Dollars Lost to Fraud

Dollars Lost To Fraud

Medicare fraud is big business for criminals. Medicare loses billions of dollars each year due to fraud, errors, and abuse. Estimates place these losses at approximately $60 billion annually, though the exact figure is impossible to measure.

Medicare fraud hurts us all. When thieves steal from Medicare, there is less money for the health care you really need. You pay for things you might never get. You can get hurt when you get tests, medicine, or care you don’t need. Doctors, pharmacies, and medical suppliers can make mistakes and bad choices. Sometimes they straight-up steal from Medicare. Medicare is trying to crack down.

How You Can Help

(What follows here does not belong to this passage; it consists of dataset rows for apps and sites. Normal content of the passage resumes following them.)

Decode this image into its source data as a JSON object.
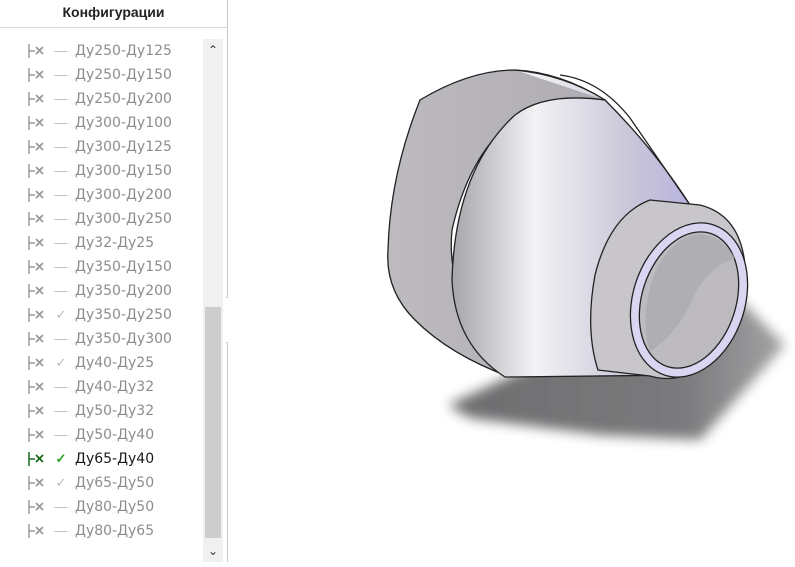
{
  "panel": {
    "title": "Конфигурации",
    "configurations": [
      {
        "label": "Ду250-Ду125",
        "state": "—",
        "active": false
      },
      {
        "label": "Ду250-Ду150",
        "state": "—",
        "active": false
      },
      {
        "label": "Ду250-Ду200",
        "state": "—",
        "active": false
      },
      {
        "label": "Ду300-Ду100",
        "state": "—",
        "active": false
      },
      {
        "label": "Ду300-Ду125",
        "state": "—",
        "active": false
      },
      {
        "label": "Ду300-Ду150",
        "state": "—",
        "active": false
      },
      {
        "label": "Ду300-Ду200",
        "state": "—",
        "active": false
      },
      {
        "label": "Ду300-Ду250",
        "state": "—",
        "active": false
      },
      {
        "label": "Ду32-Ду25",
        "state": "—",
        "active": false
      },
      {
        "label": "Ду350-Ду150",
        "state": "—",
        "active": false
      },
      {
        "label": "Ду350-Ду200",
        "state": "—",
        "active": false
      },
      {
        "label": "Ду350-Ду250",
        "state": "✓",
        "active": false
      },
      {
        "label": "Ду350-Ду300",
        "state": "—",
        "active": false
      },
      {
        "label": "Ду40-Ду25",
        "state": "✓",
        "active": false
      },
      {
        "label": "Ду40-Ду32",
        "state": "—",
        "active": false
      },
      {
        "label": "Ду50-Ду32",
        "state": "—",
        "active": false
      },
      {
        "label": "Ду50-Ду40",
        "state": "—",
        "active": false
      },
      {
        "label": "Ду65-Ду40",
        "state": "✓",
        "active": true
      },
      {
        "label": "Ду65-Ду50",
        "state": "✓",
        "active": false
      },
      {
        "label": "Ду80-Ду50",
        "state": "—",
        "active": false
      },
      {
        "label": "Ду80-Ду65",
        "state": "—",
        "active": false
      }
    ]
  },
  "scrollbar": {
    "up_glyph": "⌃",
    "down_glyph": "⌄"
  },
  "splitter": {
    "glyph": "◦"
  },
  "colors": {
    "active_check": "#2aa02a",
    "active_icon": "#1a6b1a",
    "inactive_icon": "#9a9a9a",
    "part_body": "#c9c7cb",
    "part_edge": "#222222",
    "part_rim": "#d9d6f2"
  },
  "viewport": {
    "model": "concentric-reducer"
  }
}
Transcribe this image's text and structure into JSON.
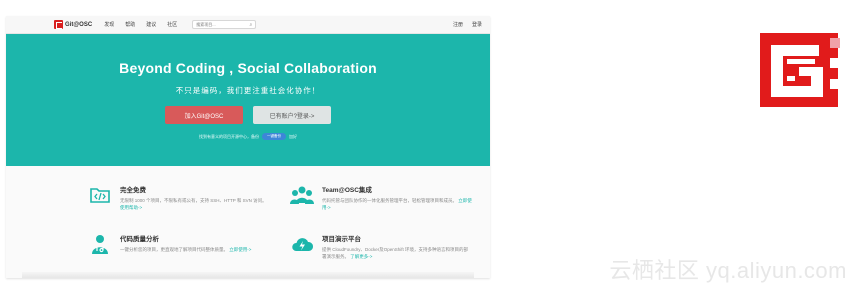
{
  "nav": {
    "brand": "Git@OSC",
    "links": [
      "发现",
      "帮助",
      "建议",
      "社区"
    ],
    "search_placeholder": "搜索项目...",
    "register": "注册",
    "login": "登录"
  },
  "hero": {
    "title": "Beyond Coding , Social Collaboration",
    "subtitle": "不只是编码，我们更注重社会化协作！",
    "join_button": "加入Git@OSC",
    "existing_account_button": "已有账户?登录->",
    "note_prefix": "找到有意义的项目开源中心，备份",
    "note_pill": "一键备份",
    "note_suffix": "加好"
  },
  "features": [
    {
      "icon": "folder-code-icon",
      "title": "完全免费",
      "desc": "无限制 1000 个项目，不限私有或公有，支持 SSH、HTTP 和 SVN 访问。",
      "link": "使用帮助->"
    },
    {
      "icon": "team-icon",
      "title": "Team@OSC集成",
      "desc": "代码托管与团队协作的一体化服务管理平台，轻松管理项目和成员。",
      "link": "立即使用->"
    },
    {
      "icon": "doctor-icon",
      "title": "代码质量分析",
      "desc": "一键分析您的项目，更直观地了解项目代码整体质量。",
      "link": "立即使用->"
    },
    {
      "icon": "cloud-bolt-icon",
      "title": "项目演示平台",
      "desc": "提供 CloudFoundry、Docker及OpenShift 环境，支持多种语言和项目的部署演示服务。",
      "link": "了解更多->"
    }
  ],
  "watermark": "云栖社区 yq.aliyun.com",
  "colors": {
    "teal": "#1cb6ab",
    "red": "#d85a5a",
    "logo_red": "#d91f1f",
    "pill_blue": "#3d86d8"
  }
}
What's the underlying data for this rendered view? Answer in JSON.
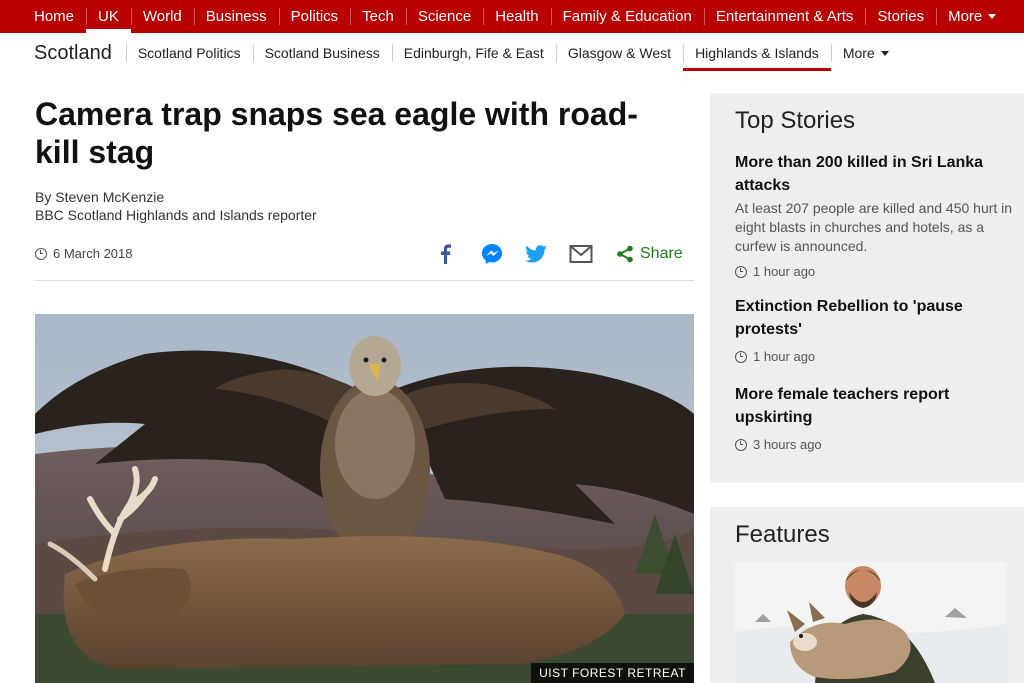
{
  "top_nav": {
    "items": [
      "Home",
      "UK",
      "World",
      "Business",
      "Politics",
      "Tech",
      "Science",
      "Health",
      "Family & Education",
      "Entertainment & Arts",
      "Stories",
      "More"
    ],
    "active": "UK"
  },
  "sub_nav": {
    "section": "Scotland",
    "items": [
      "Scotland Politics",
      "Scotland Business",
      "Edinburgh, Fife & East",
      "Glasgow & West",
      "Highlands & Islands",
      "More"
    ],
    "active": "Highlands & Islands"
  },
  "article": {
    "headline": "Camera trap snaps sea eagle with road-kill stag",
    "author": "By Steven McKenzie",
    "author_role": "BBC Scotland Highlands and Islands reporter",
    "date": "6 March 2018",
    "share_label": "Share",
    "share_icons": [
      "facebook-icon",
      "messenger-icon",
      "twitter-icon",
      "email-icon",
      "share-icon"
    ],
    "image_credit": "UIST FOREST RETREAT"
  },
  "top_stories": {
    "title": "Top Stories",
    "items": [
      {
        "title": "More than 200 killed in Sri Lanka attacks",
        "summary": "At least 207 people are killed and 450 hurt in eight blasts in churches and hotels, as a curfew is announced.",
        "time": "1 hour ago"
      },
      {
        "title": "Extinction Rebellion to 'pause protests'",
        "summary": "",
        "time": "1 hour ago"
      },
      {
        "title": "More female teachers report upskirting",
        "summary": "",
        "time": "3 hours ago"
      }
    ]
  },
  "features": {
    "title": "Features"
  },
  "colors": {
    "brand_red": "#b80000",
    "share_green": "#1d7e1d",
    "facebook": "#3b5998",
    "messenger": "#0084ff",
    "twitter": "#1da1f2",
    "sidebar_bg": "#eeeeee"
  }
}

Be the first line of defense in protecting your Medicare benefits.

  • Treat your Medicare card like a credit card. Your Medicare number can be valuable to thieves who want to steal your medical identity or bill Medicare without even seeing you.
  • Don’t take advice or offers of medical services from people you don’t know who call, come to your house, or approach you in public.
  • Read your Medicare Summary Notice or Explanation of Benefits. Look for services or equipment you didn’t receive, double charges, or things your doctor didn’t order.
  • Ask questions and report problems. Call the doctor or company and ask them about mistakes. Call the insurance company if you still have questions. Get help from your local SMP.
  • Volunteer. No one cares more about keeping criminals out of Medicare than the people who need it. Become a part of your local SMP program. Help protect your friends and neighbors.

How Your Senior Medicare Patrol (SMP) Can Help

Your local SMP is ready to provide you with the information you need to PROTECT yourself from Medicare fraud, errors, and abuse; DETECT potential fraud, errors, and abuse; and REPORT your concerns. SMPs and their trained volunteers help educate and empower Medicare beneficiaries in the fight against health care fraud.

Your SMP can help you with your questions, concerns, or complaints about potential fraud and abuse issues. It also can provide information and educational presentations. To locate your state Senior Medicare Patrol (SMP) use the SMP State Locator or call 1-877-808-2468.   For a printable resource, see the Medicare Fraud by the Numbers Fact Sheet.


Fraud Takedowns from the OIG and Law Enforcement

Operation Brace Yourself

  • Federal Indictments and Law Enforcement Actions in One of the Largest Health Care Fraud Schemes Involving Telemedicine and Durable Medical Equipment Marketing Executives Result in Charges Against 24 Individuals Responsible for Over $1.2 Billion in Losses

Operation Double Helix

  • Federal Law Enforcement Action Involving Fraudulent Genetic Testing Results in Charges Against 35 Individuals Responsible for Over $2.1 Billion in Losses in One of the Largest Health Care Fraud Schemes Ever Charged

Operation Rubber Stamp

  • National Health Care Fraud and Opioid Takedown Results in Charges Against 345 Defendants Responsible for More than $6 Billion in Alleged Fraud Losses

Operation Happy Clickers

  • An ongoing initiative by HHS-OIG, the FBI, and the U.S. Attorney's Office against solicitation and fraudulent approval of medical braces and/or cancer genetic testing through telemedicine services.

2021 National Health Care Fraud Enforcement Action

  • 138 defendants, including 42 doctors, nurses, and other licensed medical professionals were charged for their alleged participation in various health care fraud schemes that resulted in: $1.1 billion in fraud committed using telemedicine, $29 million in COVID-19 health care fraud, $133 million connected to substance abuse treatment facilities, or “sober homes,” and $160 million connected to other health care fraud and illegal opioid distribution schemes across the country.

2022 National Health Care Fraud Enforcement Action

  • 36 defendants in 13 U.S. federal districts were charged for their alleged participation in various health care fraud schemes that exploited telehealth-related technology. Defendants include telemedicine executives who allegedly paid doctors and other medical providers to order unnecessary laboratory testing, durable medical equipment (DME), and other medical services.